Iowa Secondary Principal of the Year traces roots to UNI

Iowa Secondary Principal of the Year traces roots to UNI

Anna Flanders /

UNI-trained educators and educational leaders are frequently recognized for their excellence. Matt Kingsbury, principal at Vinton-Shellsburg, is no exception, as School Administrators of Iowa recently named him 2024 Iowa Secondary Principal of the Year. The accolade comes after Kingsbury has spent nearly 20 years in educational leadership.

The award is certainly validating for years of early mornings and late nights, and Kingsbury doesn’t plan on changing his approach to educational leadership any time soon.

“I’m focused on just making this the best place for our students and our staff and our school community,” said Kingsbury. “That's what I'm doing each and every day. Nothing's changing.”

Matt Kingsbury

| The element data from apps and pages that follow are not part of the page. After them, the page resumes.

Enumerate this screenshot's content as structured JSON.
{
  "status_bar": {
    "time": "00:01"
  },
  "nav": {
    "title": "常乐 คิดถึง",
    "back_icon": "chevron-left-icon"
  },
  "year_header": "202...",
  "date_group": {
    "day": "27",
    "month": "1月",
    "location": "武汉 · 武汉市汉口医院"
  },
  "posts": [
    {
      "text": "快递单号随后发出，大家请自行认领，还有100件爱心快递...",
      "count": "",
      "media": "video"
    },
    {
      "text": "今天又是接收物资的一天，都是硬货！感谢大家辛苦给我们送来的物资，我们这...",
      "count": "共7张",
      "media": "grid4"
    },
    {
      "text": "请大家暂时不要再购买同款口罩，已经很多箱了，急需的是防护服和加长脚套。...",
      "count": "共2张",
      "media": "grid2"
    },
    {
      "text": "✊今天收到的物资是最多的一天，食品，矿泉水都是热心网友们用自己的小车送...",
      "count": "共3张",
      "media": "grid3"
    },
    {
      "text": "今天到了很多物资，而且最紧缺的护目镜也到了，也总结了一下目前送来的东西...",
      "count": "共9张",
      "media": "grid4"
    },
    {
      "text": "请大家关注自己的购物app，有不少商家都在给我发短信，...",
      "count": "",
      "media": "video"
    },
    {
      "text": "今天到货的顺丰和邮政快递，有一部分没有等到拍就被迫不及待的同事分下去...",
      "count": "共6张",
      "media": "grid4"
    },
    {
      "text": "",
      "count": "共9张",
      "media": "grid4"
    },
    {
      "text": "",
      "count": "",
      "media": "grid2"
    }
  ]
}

In the coming months, Kingsbury will go to Washington D.C. to represent Iowa among top secondary principals from around the country. He believes that his experiences at UNI, both as an undergraduate getting his physical education degree in 1996 and later getting his advanced studies certificate in superintendency in 2020, have helped him get to this point in his career.

“I have zero regrets about going to UNI,” said Kingsbury. “Truthfully, if I had to go back to college right now, I would go to UNI in a heartbeat. I had a great, great experience at UNI both in my undergrad as well as in my specialist degree with the programs, the instruction, the professors, the campus itself, the facilities, the social life. It was all exceptional.”

Kingsbury grew up in Keosauqua, a small town in southeast Iowa. Before transferring to UNI, he attended community college. He chose UNI to finish his bachelor’s degree in large part because he was interested in education, and he knew the esteemed reputation of the College of Education. After growing up working with younger kids frequently at church and other youth activities, teaching seemed like a natural fit. 

“I've always enjoyed working with kids in general, trying to support them and help them learn and grow and teach them different things,” he said.

Kingsbury appreciated the smaller class sizes. He has fond memories of living in the dorms and going to study groups in Rod Library. He believes UNI also did an exceptional job of setting him up for the real world outside of school.

“The program side of UNI offers you a great experience, but it also prepares you for what your intentions are career-wise,” he said. “That is that hands-on learning piece, that project piece, the information and the details of the curriculum — all of that helps so when you get done with a UNI program, you are prepared for your career.”

While at UNI, Kingsbury met his wife, Heather, who earned her degree in finance in 2000. Today she works as a loan officer and is just as proud of her UNI education as her husband.

It was while Kingsbury was at his first teaching job at Wapello High School that a fellow staff member suggested he pursue school administration, prompting him to earn his master’s in educational administration.

“I like to see people grow, and I think that's one of the biggest things that drew me into education going into UNI and even to where I'm at right now is you just have the opportunity each and every day to have an impact on kids,” said Kingsbury. “I think that's really what it comes down to is that passion for kids — it's having that impact, being a great role model for those individuals. If you can just try to impact the lives of one kid, you're gonna make a big difference.”

Kingsbury came to the Vinton-Shellsburg High School as principal in 2011. As he reflects on over a decade at the school, he believes he’s accomplished many things, including increasing the collaboration district wide amongst educators. Kingsbury also spearheaded offering online programming for homeschooled students in the district who would like to dual enroll and making sure those students still have access to his staff.

In spite of these accomplishments and his recent award, the thing that gives Kingsbury the most pride is seeing students succeed.

“People think success is being the best,” he said. “Through my time, I’ve learned that success isn’t always being the best. The first step is seeing kids grow in general.”

For those who are looking to get into educational leadership, Kingsbury recommends being flexible and not allowing a fear of failure to create stagnation. Of course, he’d also highly recommend a UNI education for any aspiring educator or educational leader. Kingsbury reflects so positively on his experiences at UNI that he still visits with his wife and their three kids.

“We visited UNI with the first two before they committed to a school and, because of my experience and my wife’s experience, we’ll be visiting again with our youngest,” he said.